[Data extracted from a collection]

++++

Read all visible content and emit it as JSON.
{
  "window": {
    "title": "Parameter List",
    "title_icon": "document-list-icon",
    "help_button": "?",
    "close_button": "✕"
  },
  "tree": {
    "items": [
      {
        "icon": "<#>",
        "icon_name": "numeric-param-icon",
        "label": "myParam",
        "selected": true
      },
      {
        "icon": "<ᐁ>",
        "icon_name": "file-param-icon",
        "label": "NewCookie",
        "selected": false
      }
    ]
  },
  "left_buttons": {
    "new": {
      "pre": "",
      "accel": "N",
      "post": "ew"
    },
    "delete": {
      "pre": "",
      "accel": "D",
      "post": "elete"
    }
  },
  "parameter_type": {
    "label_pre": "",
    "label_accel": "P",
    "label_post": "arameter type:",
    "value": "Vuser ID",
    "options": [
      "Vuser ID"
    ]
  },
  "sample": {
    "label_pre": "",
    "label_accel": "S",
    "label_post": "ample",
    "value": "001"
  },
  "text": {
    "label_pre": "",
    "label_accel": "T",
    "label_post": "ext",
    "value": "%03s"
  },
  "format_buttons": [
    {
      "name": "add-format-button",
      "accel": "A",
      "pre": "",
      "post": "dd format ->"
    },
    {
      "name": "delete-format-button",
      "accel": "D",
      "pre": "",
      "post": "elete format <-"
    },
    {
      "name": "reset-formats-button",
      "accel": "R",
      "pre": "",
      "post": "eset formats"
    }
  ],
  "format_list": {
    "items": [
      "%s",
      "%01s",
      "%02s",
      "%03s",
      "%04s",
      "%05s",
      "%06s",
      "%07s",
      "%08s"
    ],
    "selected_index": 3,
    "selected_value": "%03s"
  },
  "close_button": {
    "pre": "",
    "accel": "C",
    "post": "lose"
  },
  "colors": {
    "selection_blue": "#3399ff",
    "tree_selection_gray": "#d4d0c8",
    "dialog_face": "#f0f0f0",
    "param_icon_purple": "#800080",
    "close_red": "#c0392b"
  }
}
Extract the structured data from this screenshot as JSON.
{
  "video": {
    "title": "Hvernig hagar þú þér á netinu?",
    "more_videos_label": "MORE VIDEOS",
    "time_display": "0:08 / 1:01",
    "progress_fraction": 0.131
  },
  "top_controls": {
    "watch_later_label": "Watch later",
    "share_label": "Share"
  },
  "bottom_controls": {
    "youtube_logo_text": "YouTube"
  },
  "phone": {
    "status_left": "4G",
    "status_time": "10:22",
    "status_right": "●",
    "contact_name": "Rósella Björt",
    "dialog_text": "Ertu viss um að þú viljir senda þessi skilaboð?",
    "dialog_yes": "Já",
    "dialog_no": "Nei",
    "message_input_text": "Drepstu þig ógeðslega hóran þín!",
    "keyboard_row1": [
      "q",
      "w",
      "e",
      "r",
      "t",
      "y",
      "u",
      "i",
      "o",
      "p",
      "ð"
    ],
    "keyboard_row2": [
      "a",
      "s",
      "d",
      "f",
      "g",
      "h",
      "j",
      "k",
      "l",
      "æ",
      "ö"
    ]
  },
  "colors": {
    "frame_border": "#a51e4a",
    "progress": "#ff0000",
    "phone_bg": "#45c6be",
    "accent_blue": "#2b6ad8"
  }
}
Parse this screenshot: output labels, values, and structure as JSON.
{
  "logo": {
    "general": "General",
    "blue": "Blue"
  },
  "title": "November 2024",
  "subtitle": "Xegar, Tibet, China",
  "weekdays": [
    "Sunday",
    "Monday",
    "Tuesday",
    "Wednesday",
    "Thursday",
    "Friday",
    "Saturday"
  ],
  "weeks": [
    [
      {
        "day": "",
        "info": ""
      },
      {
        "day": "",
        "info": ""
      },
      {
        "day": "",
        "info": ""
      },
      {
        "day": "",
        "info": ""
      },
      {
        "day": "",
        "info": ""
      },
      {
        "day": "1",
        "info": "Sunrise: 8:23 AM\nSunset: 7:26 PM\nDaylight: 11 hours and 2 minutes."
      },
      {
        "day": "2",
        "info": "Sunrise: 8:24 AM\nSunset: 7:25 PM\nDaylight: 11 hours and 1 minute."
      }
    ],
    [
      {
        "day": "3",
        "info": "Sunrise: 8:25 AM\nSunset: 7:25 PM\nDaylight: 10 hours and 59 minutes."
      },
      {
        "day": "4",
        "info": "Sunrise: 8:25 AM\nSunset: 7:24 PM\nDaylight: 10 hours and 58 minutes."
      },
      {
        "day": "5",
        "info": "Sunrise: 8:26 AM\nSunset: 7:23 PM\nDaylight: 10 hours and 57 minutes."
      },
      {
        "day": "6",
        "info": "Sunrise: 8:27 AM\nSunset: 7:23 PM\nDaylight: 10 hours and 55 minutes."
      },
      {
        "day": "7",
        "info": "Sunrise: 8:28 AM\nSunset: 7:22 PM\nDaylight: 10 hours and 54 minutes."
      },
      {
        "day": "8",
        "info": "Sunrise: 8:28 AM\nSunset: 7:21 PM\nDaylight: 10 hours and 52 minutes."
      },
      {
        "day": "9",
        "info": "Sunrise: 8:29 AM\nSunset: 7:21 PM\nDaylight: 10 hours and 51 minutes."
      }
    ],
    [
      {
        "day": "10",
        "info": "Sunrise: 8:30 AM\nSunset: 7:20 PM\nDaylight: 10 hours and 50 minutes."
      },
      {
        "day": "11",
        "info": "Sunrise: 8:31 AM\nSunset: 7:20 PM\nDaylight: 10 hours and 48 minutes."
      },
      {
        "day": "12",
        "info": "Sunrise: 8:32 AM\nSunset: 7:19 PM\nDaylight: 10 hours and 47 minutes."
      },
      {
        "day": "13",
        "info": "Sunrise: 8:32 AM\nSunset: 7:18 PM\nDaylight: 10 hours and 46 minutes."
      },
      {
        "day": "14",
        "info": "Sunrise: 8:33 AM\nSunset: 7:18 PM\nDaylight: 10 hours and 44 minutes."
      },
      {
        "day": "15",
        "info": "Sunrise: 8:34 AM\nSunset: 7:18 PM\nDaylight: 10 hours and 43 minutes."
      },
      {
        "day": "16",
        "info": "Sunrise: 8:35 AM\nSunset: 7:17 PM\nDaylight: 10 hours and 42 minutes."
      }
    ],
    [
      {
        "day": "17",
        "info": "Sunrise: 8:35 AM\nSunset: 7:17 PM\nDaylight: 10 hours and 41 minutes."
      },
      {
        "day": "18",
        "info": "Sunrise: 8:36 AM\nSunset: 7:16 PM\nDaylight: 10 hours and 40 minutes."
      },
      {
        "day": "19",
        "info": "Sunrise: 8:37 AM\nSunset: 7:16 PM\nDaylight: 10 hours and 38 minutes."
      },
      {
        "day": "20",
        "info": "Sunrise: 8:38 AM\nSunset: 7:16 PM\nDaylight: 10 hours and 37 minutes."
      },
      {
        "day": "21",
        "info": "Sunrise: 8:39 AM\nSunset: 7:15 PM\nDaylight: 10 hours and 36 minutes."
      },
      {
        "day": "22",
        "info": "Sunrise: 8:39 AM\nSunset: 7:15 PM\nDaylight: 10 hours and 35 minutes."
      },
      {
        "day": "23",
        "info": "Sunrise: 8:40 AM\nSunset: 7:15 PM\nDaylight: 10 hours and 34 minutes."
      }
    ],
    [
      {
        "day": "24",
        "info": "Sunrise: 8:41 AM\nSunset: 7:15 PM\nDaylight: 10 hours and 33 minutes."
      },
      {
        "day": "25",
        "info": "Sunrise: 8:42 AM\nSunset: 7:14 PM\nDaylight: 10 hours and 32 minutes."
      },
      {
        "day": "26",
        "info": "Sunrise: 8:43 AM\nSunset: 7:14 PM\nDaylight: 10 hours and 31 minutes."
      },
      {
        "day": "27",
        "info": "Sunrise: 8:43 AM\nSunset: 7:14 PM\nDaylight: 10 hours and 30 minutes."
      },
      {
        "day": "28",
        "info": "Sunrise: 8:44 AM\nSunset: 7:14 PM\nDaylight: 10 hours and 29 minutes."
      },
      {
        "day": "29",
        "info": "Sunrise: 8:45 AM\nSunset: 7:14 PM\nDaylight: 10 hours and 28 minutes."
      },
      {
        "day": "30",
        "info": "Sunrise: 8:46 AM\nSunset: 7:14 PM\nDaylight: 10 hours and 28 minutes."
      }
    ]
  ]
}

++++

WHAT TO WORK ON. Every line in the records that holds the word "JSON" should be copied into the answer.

EXERCISE ANSWER.
Read all visible content and emit it as JSON.
Extract the structured data from this screenshot as JSON.
Parse this screenshot: output labels, values, and structure as JSON.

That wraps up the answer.